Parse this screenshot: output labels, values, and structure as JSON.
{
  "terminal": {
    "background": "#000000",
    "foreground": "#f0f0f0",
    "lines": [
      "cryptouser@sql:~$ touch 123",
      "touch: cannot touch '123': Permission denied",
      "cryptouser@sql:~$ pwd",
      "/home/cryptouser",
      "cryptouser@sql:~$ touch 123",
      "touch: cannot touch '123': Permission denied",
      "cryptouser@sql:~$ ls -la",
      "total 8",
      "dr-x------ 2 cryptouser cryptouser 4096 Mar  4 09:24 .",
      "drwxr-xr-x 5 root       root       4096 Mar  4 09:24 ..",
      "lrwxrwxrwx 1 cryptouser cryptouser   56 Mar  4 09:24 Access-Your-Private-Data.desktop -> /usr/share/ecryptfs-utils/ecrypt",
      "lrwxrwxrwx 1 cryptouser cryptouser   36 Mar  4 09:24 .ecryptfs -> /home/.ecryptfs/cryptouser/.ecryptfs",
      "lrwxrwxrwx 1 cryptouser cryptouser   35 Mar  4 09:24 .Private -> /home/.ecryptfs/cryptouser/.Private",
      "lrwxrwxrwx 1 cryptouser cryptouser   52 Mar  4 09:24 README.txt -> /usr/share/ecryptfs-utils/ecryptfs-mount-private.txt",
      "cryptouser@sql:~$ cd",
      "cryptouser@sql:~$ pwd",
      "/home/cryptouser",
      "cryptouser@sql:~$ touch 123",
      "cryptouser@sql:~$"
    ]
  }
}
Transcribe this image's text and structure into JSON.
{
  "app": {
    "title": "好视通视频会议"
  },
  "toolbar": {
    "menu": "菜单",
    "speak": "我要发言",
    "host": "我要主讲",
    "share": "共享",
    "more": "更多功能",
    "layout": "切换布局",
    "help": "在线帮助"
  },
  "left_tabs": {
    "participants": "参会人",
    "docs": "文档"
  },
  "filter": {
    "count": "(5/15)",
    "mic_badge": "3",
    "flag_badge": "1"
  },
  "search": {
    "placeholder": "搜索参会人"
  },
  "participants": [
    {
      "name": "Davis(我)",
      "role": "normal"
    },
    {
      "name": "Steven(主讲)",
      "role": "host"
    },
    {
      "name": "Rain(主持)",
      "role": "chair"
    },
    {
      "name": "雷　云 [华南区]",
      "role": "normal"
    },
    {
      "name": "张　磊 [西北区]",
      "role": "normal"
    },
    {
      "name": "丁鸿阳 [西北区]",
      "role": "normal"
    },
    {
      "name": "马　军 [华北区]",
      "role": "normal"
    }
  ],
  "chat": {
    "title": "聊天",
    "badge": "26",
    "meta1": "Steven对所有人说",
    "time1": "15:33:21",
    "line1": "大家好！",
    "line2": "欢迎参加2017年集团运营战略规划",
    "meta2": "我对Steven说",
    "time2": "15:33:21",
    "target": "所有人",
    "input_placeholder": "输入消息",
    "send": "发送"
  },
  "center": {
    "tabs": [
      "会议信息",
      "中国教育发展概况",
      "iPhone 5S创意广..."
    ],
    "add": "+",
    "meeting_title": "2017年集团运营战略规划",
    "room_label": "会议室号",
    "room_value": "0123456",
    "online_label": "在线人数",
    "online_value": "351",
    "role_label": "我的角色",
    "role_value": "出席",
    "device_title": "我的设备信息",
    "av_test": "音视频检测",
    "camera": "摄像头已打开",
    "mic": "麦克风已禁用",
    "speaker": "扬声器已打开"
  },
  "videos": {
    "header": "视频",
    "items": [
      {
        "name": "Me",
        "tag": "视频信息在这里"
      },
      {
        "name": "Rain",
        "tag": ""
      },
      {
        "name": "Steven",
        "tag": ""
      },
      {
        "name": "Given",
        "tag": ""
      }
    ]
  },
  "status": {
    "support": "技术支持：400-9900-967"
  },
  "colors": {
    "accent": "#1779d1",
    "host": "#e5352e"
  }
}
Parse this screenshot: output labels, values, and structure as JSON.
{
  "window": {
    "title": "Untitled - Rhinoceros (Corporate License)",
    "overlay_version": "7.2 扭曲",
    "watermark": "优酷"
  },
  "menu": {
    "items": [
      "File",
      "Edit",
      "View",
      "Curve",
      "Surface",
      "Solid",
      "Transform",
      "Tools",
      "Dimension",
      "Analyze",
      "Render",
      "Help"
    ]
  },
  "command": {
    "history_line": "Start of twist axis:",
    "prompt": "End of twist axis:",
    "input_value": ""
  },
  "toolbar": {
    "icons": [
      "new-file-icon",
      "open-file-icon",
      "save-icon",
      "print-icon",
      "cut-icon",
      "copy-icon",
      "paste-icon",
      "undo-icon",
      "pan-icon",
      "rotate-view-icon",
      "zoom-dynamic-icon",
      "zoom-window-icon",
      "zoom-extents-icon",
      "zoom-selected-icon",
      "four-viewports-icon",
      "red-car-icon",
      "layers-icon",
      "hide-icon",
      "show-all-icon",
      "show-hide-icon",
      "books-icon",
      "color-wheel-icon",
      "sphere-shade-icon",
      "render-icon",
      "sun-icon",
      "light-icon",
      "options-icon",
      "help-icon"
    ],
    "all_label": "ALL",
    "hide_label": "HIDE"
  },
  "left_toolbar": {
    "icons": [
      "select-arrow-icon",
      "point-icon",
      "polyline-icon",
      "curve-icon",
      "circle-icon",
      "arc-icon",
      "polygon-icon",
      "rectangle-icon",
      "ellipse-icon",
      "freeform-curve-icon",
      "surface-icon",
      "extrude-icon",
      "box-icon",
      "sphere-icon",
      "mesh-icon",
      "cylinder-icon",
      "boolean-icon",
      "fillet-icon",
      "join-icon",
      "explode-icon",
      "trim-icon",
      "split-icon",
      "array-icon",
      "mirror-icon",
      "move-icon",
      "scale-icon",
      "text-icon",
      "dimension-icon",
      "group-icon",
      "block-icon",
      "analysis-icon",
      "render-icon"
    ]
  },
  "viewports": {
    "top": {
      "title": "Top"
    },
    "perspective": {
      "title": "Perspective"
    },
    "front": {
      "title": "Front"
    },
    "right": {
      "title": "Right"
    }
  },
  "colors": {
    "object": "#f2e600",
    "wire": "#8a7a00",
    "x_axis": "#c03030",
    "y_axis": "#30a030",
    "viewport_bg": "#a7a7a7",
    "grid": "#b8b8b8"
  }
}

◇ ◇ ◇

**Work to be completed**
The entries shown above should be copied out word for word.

**Solution below**
Parse this screenshot: output labels, values, and structure as JSON.
{
  "terminal": {
    "background": "#000000",
    "foreground": "#f0f0f0",
    "lines": [
      "cryptouser@sql:~$ touch 123",
      "touch: cannot touch '123': Permission denied",
      "cryptouser@sql:~$ pwd",
      "/home/cryptouser",
      "cryptouser@sql:~$ touch 123",
      "touch: cannot touch '123': Permission denied",
      "cryptouser@sql:~$ ls -la",
      "total 8",
      "dr-x------ 2 cryptouser cryptouser 4096 Mar  4 09:24 .",
      "drwxr-xr-x 5 root       root       4096 Mar  4 09:24 ..",
      "lrwxrwxrwx 1 cryptouser cryptouser   56 Mar  4 09:24 Access-Your-Private-Data.desktop -> /usr/share/ecryptfs-utils/ecrypt",
      "lrwxrwxrwx 1 cryptouser cryptouser   36 Mar  4 09:24 .ecryptfs -> /home/.ecryptfs/cryptouser/.ecryptfs",
      "lrwxrwxrwx 1 cryptouser cryptouser   35 Mar  4 09:24 .Private -> /home/.ecryptfs/cryptouser/.Private",
      "lrwxrwxrwx 1 cryptouser cryptouser   52 Mar  4 09:24 README.txt -> /usr/share/ecryptfs-utils/ecryptfs-mount-private.txt",
      "cryptouser@sql:~$ cd",
      "cryptouser@sql:~$ pwd",
      "/home/cryptouser",
      "cryptouser@sql:~$ touch 123",
      "cryptouser@sql:~$"
    ]
  }
}
Transcribe this image's text and structure into JSON.
{
  "app": {
    "title": "好视通视频会议"
  },
  "toolbar": {
    "menu": "菜单",
    "speak": "我要发言",
    "host": "我要主讲",
    "share": "共享",
    "more": "更多功能",
    "layout": "切换布局",
    "help": "在线帮助"
  },
  "left_tabs": {
    "participants": "参会人",
    "docs": "文档"
  },
  "filter": {
    "count": "(5/15)",
    "mic_badge": "3",
    "flag_badge": "1"
  },
  "search": {
    "placeholder": "搜索参会人"
  },
  "participants": [
    {
      "name": "Davis(我)",
      "role": "normal"
    },
    {
      "name": "Steven(主讲)",
      "role": "host"
    },
    {
      "name": "Rain(主持)",
      "role": "chair"
    },
    {
      "name": "雷　云 [华南区]",
      "role": "normal"
    },
    {
      "name": "张　磊 [西北区]",
      "role": "normal"
    },
    {
      "name": "丁鸿阳 [西北区]",
      "role": "normal"
    },
    {
      "name": "马　军 [华北区]",
      "role": "normal"
    }
  ],
  "chat": {
    "title": "聊天",
    "badge": "26",
    "meta1": "Steven对所有人说",
    "time1": "15:33:21",
    "line1": "大家好！",
    "line2": "欢迎参加2017年集团运营战略规划",
    "meta2": "我对Steven说",
    "time2": "15:33:21",
    "target": "所有人",
    "input_placeholder": "输入消息",
    "send": "发送"
  },
  "center": {
    "tabs": [
      "会议信息",
      "中国教育发展概况",
      "iPhone 5S创意广..."
    ],
    "add": "+",
    "meeting_title": "2017年集团运营战略规划",
    "room_label": "会议室号",
    "room_value": "0123456",
    "online_label": "在线人数",
    "online_value": "351",
    "role_label": "我的角色",
    "role_value": "出席",
    "device_title": "我的设备信息",
    "av_test": "音视频检测",
    "camera": "摄像头已打开",
    "mic": "麦克风已禁用",
    "speaker": "扬声器已打开"
  },
  "videos": {
    "header": "视频",
    "items": [
      {
        "name": "Me",
        "tag": "视频信息在这里"
      },
      {
        "name": "Rain",
        "tag": ""
      },
      {
        "name": "Steven",
        "tag": ""
      },
      {
        "name": "Given",
        "tag": ""
      }
    ]
  },
  "status": {
    "support": "技术支持：400-9900-967"
  },
  "colors": {
    "accent": "#1779d1",
    "host": "#e5352e"
  }
}
Parse this screenshot: output labels, values, and structure as JSON.
{
  "window": {
    "title": "Untitled - Rhinoceros (Corporate License)",
    "overlay_version": "7.2 扭曲",
    "watermark": "优酷"
  },
  "menu": {
    "items": [
      "File",
      "Edit",
      "View",
      "Curve",
      "Surface",
      "Solid",
      "Transform",
      "Tools",
      "Dimension",
      "Analyze",
      "Render",
      "Help"
    ]
  },
  "command": {
    "history_line": "Start of twist axis:",
    "prompt": "End of twist axis:",
    "input_value": ""
  },
  "toolbar": {
    "icons": [
      "new-file-icon",
      "open-file-icon",
      "save-icon",
      "print-icon",
      "cut-icon",
      "copy-icon",
      "paste-icon",
      "undo-icon",
      "pan-icon",
      "rotate-view-icon",
      "zoom-dynamic-icon",
      "zoom-window-icon",
      "zoom-extents-icon",
      "zoom-selected-icon",
      "four-viewports-icon",
      "red-car-icon",
      "layers-icon",
      "hide-icon",
      "show-all-icon",
      "show-hide-icon",
      "books-icon",
      "color-wheel-icon",
      "sphere-shade-icon",
      "render-icon",
      "sun-icon",
      "light-icon",
      "options-icon",
      "help-icon"
    ],
    "all_label": "ALL",
    "hide_label": "HIDE"
  },
  "left_toolbar": {
    "icons": [
      "select-arrow-icon",
      "point-icon",
      "polyline-icon",
      "curve-icon",
      "circle-icon",
      "arc-icon",
      "polygon-icon",
      "rectangle-icon",
      "ellipse-icon",
      "freeform-curve-icon",
      "surface-icon",
      "extrude-icon",
      "box-icon",
      "sphere-icon",
      "mesh-icon",
      "cylinder-icon",
      "boolean-icon",
      "fillet-icon",
      "join-icon",
      "explode-icon",
      "trim-icon",
      "split-icon",
      "array-icon",
      "mirror-icon",
      "move-icon",
      "scale-icon",
      "text-icon",
      "dimension-icon",
      "group-icon",
      "block-icon",
      "analysis-icon",
      "render-icon"
    ]
  },
  "viewports": {
    "top": {
      "title": "Top"
    },
    "perspective": {
      "title": "Perspective"
    },
    "front": {
      "title": "Front"
    },
    "right": {
      "title": "Right"
    }
  },
  "colors": {
    "object": "#f2e600",
    "wire": "#8a7a00",
    "x_axis": "#c03030",
    "y_axis": "#30a030",
    "viewport_bg": "#a7a7a7",
    "grid": "#b8b8b8"
  }
}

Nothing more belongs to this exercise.